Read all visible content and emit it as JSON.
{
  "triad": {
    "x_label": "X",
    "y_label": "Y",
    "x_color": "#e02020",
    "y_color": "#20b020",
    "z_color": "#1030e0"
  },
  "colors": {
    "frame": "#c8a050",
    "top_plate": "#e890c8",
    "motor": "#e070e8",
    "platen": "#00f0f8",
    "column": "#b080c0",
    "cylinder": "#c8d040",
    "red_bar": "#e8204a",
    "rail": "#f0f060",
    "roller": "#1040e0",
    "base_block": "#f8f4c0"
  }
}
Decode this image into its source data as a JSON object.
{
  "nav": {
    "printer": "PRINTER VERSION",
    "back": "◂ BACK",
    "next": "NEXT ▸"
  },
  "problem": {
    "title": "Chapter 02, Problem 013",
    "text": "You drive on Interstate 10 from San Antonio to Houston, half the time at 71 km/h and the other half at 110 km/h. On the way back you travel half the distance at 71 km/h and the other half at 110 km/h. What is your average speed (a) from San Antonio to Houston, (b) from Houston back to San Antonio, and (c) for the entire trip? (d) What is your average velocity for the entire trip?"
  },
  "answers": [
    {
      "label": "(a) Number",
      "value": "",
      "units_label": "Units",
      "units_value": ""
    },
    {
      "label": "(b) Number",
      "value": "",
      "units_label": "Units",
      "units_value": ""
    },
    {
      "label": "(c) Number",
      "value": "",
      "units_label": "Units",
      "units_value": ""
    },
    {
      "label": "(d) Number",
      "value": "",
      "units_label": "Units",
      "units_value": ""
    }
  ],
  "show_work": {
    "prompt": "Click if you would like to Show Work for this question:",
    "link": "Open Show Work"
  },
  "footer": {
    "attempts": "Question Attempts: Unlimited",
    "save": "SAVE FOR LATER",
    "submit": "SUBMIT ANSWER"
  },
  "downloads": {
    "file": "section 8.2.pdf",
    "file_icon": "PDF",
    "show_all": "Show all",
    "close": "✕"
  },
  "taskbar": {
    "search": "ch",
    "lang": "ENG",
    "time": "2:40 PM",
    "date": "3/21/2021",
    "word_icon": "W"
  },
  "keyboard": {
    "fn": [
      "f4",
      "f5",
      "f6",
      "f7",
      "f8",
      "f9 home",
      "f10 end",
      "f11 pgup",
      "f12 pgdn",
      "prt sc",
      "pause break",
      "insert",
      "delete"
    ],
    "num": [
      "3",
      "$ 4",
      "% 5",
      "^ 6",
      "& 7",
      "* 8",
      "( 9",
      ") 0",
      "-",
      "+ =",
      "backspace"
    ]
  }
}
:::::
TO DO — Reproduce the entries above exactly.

THE COMPLETED TASK —
Read all visible content and emit it as JSON.
{
  "triad": {
    "x_label": "X",
    "y_label": "Y",
    "x_color": "#e02020",
    "y_color": "#20b020",
    "z_color": "#1030e0"
  },
  "colors": {
    "frame": "#c8a050",
    "top_plate": "#e890c8",
    "motor": "#e070e8",
    "platen": "#00f0f8",
    "column": "#b080c0",
    "cylinder": "#c8d040",
    "red_bar": "#e8204a",
    "rail": "#f0f060",
    "roller": "#1040e0",
    "base_block": "#f8f4c0"
  }
}
Decode this image into its source data as a JSON object.
{
  "nav": {
    "printer": "PRINTER VERSION",
    "back": "◂ BACK",
    "next": "NEXT ▸"
  },
  "problem": {
    "title": "Chapter 02, Problem 013",
    "text": "You drive on Interstate 10 from San Antonio to Houston, half the time at 71 km/h and the other half at 110 km/h. On the way back you travel half the distance at 71 km/h and the other half at 110 km/h. What is your average speed (a) from San Antonio to Houston, (b) from Houston back to San Antonio, and (c) for the entire trip? (d) What is your average velocity for the entire trip?"
  },
  "answers": [
    {
      "label": "(a) Number",
      "value": "",
      "units_label": "Units",
      "units_value": ""
    },
    {
      "label": "(b) Number",
      "value": "",
      "units_label": "Units",
      "units_value": ""
    },
    {
      "label": "(c) Number",
      "value": "",
      "units_label": "Units",
      "units_value": ""
    },
    {
      "label": "(d) Number",
      "value": "",
      "units_label": "Units",
      "units_value": ""
    }
  ],
  "show_work": {
    "prompt": "Click if you would like to Show Work for this question:",
    "link": "Open Show Work"
  },
  "footer": {
    "attempts": "Question Attempts: Unlimited",
    "save": "SAVE FOR LATER",
    "submit": "SUBMIT ANSWER"
  },
  "downloads": {
    "file": "section 8.2.pdf",
    "file_icon": "PDF",
    "show_all": "Show all",
    "close": "✕"
  },
  "taskbar": {
    "search": "ch",
    "lang": "ENG",
    "time": "2:40 PM",
    "date": "3/21/2021",
    "word_icon": "W"
  },
  "keyboard": {
    "fn": [
      "f4",
      "f5",
      "f6",
      "f7",
      "f8",
      "f9 home",
      "f10 end",
      "f11 pgup",
      "f12 pgdn",
      "prt sc",
      "pause break",
      "insert",
      "delete"
    ],
    "num": [
      "3",
      "$ 4",
      "% 5",
      "^ 6",
      "& 7",
      "* 8",
      "( 9",
      ") 0",
      "-",
      "+ =",
      "backspace"
    ]
  }
}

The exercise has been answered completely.